- TASK TO COMPLETE
Every entry below needs to be repeated exactly.

- DATASET EXTRACT
※
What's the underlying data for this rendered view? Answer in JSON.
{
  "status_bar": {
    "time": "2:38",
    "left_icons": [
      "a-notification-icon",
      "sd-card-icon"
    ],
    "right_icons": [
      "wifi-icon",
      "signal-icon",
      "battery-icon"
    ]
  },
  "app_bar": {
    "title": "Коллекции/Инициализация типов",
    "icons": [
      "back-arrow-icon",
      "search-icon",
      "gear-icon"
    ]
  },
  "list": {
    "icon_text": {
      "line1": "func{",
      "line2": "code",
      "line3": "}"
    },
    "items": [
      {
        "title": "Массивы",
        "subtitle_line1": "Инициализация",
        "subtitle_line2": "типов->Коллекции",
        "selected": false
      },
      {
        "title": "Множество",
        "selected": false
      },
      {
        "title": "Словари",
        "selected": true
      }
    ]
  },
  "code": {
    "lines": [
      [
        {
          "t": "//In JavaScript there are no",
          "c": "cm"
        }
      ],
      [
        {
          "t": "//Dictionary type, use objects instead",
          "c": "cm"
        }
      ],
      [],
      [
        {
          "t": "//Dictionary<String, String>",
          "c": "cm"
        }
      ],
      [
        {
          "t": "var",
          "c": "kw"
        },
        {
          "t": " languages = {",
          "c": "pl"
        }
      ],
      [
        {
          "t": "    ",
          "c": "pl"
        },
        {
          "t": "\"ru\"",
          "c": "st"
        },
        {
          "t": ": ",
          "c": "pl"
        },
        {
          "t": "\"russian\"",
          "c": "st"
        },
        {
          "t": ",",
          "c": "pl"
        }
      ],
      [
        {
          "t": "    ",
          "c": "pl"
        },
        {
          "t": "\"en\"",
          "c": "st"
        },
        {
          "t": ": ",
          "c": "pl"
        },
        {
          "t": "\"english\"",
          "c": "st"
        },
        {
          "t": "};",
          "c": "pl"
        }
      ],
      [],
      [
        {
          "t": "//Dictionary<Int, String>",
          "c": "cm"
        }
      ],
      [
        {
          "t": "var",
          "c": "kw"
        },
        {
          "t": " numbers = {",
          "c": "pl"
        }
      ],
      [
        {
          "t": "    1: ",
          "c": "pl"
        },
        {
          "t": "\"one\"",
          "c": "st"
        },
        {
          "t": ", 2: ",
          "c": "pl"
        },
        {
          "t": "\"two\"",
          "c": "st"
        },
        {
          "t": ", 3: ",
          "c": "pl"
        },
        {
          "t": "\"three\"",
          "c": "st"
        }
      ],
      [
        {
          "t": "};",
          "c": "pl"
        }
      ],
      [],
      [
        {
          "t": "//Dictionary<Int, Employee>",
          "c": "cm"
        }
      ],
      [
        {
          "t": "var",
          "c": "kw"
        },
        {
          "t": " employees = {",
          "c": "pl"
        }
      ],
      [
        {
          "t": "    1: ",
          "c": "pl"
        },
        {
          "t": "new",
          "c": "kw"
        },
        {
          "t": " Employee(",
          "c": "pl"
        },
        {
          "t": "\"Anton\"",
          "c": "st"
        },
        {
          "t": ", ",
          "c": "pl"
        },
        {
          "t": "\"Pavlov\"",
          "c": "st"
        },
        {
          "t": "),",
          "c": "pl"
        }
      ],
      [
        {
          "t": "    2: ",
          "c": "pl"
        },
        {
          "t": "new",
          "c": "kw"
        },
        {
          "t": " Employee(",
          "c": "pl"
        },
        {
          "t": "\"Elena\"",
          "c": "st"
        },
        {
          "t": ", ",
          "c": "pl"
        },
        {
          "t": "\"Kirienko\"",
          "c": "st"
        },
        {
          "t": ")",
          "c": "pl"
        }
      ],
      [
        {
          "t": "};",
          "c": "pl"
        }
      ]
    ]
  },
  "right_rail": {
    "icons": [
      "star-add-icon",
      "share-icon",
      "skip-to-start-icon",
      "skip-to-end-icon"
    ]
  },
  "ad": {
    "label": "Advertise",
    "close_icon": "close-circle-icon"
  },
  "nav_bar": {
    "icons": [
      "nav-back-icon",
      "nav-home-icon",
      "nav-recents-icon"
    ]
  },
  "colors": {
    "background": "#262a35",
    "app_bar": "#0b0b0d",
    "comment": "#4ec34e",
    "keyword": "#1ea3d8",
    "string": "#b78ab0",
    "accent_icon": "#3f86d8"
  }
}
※
- RESULT
What's the underlying data for this rendered view? Answer in JSON.
{
  "status_bar": {
    "time": "2:38",
    "left_icons": [
      "a-notification-icon",
      "sd-card-icon"
    ],
    "right_icons": [
      "wifi-icon",
      "signal-icon",
      "battery-icon"
    ]
  },
  "app_bar": {
    "title": "Коллекции/Инициализация типов",
    "icons": [
      "back-arrow-icon",
      "search-icon",
      "gear-icon"
    ]
  },
  "list": {
    "icon_text": {
      "line1": "func{",
      "line2": "code",
      "line3": "}"
    },
    "items": [
      {
        "title": "Массивы",
        "subtitle_line1": "Инициализация",
        "subtitle_line2": "типов->Коллекции",
        "selected": false
      },
      {
        "title": "Множество",
        "selected": false
      },
      {
        "title": "Словари",
        "selected": true
      }
    ]
  },
  "code": {
    "lines": [
      [
        {
          "t": "//In JavaScript there are no",
          "c": "cm"
        }
      ],
      [
        {
          "t": "//Dictionary type, use objects instead",
          "c": "cm"
        }
      ],
      [],
      [
        {
          "t": "//Dictionary<String, String>",
          "c": "cm"
        }
      ],
      [
        {
          "t": "var",
          "c": "kw"
        },
        {
          "t": " languages = {",
          "c": "pl"
        }
      ],
      [
        {
          "t": "    ",
          "c": "pl"
        },
        {
          "t": "\"ru\"",
          "c": "st"
        },
        {
          "t": ": ",
          "c": "pl"
        },
        {
          "t": "\"russian\"",
          "c": "st"
        },
        {
          "t": ",",
          "c": "pl"
        }
      ],
      [
        {
          "t": "    ",
          "c": "pl"
        },
        {
          "t": "\"en\"",
          "c": "st"
        },
        {
          "t": ": ",
          "c": "pl"
        },
        {
          "t": "\"english\"",
          "c": "st"
        },
        {
          "t": "};",
          "c": "pl"
        }
      ],
      [],
      [
        {
          "t": "//Dictionary<Int, String>",
          "c": "cm"
        }
      ],
      [
        {
          "t": "var",
          "c": "kw"
        },
        {
          "t": " numbers = {",
          "c": "pl"
        }
      ],
      [
        {
          "t": "    1: ",
          "c": "pl"
        },
        {
          "t": "\"one\"",
          "c": "st"
        },
        {
          "t": ", 2: ",
          "c": "pl"
        },
        {
          "t": "\"two\"",
          "c": "st"
        },
        {
          "t": ", 3: ",
          "c": "pl"
        },
        {
          "t": "\"three\"",
          "c": "st"
        }
      ],
      [
        {
          "t": "};",
          "c": "pl"
        }
      ],
      [],
      [
        {
          "t": "//Dictionary<Int, Employee>",
          "c": "cm"
        }
      ],
      [
        {
          "t": "var",
          "c": "kw"
        },
        {
          "t": " employees = {",
          "c": "pl"
        }
      ],
      [
        {
          "t": "    1: ",
          "c": "pl"
        },
        {
          "t": "new",
          "c": "kw"
        },
        {
          "t": " Employee(",
          "c": "pl"
        },
        {
          "t": "\"Anton\"",
          "c": "st"
        },
        {
          "t": ", ",
          "c": "pl"
        },
        {
          "t": "\"Pavlov\"",
          "c": "st"
        },
        {
          "t": "),",
          "c": "pl"
        }
      ],
      [
        {
          "t": "    2: ",
          "c": "pl"
        },
        {
          "t": "new",
          "c": "kw"
        },
        {
          "t": " Employee(",
          "c": "pl"
        },
        {
          "t": "\"Elena\"",
          "c": "st"
        },
        {
          "t": ", ",
          "c": "pl"
        },
        {
          "t": "\"Kirienko\"",
          "c": "st"
        },
        {
          "t": ")",
          "c": "pl"
        }
      ],
      [
        {
          "t": "};",
          "c": "pl"
        }
      ]
    ]
  },
  "right_rail": {
    "icons": [
      "star-add-icon",
      "share-icon",
      "skip-to-start-icon",
      "skip-to-end-icon"
    ]
  },
  "ad": {
    "label": "Advertise",
    "close_icon": "close-circle-icon"
  },
  "nav_bar": {
    "icons": [
      "nav-back-icon",
      "nav-home-icon",
      "nav-recents-icon"
    ]
  },
  "colors": {
    "background": "#262a35",
    "app_bar": "#0b0b0d",
    "comment": "#4ec34e",
    "keyword": "#1ea3d8",
    "string": "#b78ab0",
    "accent_icon": "#3f86d8"
  }
}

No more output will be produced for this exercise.